··· Data shown

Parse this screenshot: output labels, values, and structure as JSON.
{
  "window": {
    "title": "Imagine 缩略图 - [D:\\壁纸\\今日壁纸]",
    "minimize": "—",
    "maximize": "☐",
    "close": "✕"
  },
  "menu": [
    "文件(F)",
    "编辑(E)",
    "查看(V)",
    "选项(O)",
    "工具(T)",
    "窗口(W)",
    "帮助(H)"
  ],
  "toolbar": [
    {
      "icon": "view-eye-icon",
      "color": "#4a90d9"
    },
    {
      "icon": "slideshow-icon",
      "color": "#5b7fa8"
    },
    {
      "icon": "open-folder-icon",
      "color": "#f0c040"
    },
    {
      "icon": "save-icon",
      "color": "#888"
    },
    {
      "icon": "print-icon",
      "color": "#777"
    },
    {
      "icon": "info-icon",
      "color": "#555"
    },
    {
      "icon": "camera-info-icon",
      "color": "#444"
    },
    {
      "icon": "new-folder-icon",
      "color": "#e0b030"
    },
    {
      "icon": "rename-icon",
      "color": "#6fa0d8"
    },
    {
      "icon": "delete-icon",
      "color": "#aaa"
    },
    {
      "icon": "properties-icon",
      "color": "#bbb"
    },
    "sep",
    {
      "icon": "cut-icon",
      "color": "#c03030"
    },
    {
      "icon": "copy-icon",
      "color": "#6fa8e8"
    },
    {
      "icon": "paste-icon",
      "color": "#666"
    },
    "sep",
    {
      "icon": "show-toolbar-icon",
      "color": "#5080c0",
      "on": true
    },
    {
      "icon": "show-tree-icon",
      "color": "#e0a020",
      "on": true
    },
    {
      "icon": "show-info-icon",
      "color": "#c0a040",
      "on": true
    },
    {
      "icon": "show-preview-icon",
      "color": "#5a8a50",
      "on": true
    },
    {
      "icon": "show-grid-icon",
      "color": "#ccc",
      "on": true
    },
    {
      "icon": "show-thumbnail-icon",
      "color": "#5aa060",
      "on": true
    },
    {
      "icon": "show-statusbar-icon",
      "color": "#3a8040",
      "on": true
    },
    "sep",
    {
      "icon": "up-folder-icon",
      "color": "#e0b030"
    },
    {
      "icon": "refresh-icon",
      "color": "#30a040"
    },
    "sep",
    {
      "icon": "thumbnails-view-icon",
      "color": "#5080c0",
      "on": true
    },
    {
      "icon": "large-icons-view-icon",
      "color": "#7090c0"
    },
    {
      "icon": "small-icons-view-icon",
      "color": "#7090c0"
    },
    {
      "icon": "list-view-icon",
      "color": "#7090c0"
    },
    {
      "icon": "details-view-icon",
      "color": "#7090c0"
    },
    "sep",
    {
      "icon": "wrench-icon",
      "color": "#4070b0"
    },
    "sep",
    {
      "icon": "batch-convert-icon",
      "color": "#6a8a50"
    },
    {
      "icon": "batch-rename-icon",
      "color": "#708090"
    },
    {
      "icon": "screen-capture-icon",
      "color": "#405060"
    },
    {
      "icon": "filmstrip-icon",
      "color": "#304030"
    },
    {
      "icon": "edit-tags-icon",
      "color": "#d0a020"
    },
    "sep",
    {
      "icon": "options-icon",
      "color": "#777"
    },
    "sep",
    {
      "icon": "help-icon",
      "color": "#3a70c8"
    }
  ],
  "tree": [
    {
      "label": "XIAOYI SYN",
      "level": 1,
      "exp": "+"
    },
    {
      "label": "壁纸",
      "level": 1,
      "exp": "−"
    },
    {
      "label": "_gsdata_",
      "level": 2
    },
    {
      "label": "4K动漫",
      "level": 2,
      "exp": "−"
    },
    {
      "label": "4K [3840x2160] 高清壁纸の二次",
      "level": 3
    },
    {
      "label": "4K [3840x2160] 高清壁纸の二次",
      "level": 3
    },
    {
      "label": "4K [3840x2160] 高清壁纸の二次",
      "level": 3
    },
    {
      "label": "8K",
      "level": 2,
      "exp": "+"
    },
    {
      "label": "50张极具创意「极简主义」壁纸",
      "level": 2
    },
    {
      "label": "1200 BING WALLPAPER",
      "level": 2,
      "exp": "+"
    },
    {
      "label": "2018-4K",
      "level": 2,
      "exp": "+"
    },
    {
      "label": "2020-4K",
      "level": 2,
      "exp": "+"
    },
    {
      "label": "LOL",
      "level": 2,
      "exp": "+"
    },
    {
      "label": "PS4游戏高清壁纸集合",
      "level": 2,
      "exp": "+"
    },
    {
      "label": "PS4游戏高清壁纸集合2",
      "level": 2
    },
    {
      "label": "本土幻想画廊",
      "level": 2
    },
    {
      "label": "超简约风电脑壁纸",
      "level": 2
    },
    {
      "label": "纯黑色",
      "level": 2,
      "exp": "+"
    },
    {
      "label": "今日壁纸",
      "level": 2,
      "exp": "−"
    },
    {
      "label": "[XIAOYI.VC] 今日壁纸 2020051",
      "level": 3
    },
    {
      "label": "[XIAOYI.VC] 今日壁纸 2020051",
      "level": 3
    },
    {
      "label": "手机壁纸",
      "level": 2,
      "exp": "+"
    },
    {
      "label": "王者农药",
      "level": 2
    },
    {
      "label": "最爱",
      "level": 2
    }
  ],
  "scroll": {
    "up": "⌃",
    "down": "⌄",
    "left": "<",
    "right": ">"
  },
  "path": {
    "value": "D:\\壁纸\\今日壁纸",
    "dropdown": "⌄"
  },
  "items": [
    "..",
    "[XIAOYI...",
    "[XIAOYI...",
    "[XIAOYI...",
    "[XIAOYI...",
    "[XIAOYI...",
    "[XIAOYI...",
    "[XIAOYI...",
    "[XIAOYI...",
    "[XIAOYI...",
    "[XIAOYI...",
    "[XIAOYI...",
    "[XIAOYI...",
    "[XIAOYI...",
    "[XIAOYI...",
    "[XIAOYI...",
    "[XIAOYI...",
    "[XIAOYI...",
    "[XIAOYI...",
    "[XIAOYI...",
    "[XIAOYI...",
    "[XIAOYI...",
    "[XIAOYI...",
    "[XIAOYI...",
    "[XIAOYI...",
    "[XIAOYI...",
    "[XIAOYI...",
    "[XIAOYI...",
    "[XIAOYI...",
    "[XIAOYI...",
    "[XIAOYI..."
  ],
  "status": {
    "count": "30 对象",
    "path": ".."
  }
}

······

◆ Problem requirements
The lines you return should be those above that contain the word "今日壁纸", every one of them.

◆ Written response
    "title": "Imagine 缩略图 - [D:\\壁纸\\今日壁纸]",
      "label": "今日壁纸",
      "label": "[XIAOYI.VC] 今日壁纸 2020051",
      "label": "[XIAOYI.VC] 今日壁纸 2020051",
    "value": "D:\\壁纸\\今日壁纸",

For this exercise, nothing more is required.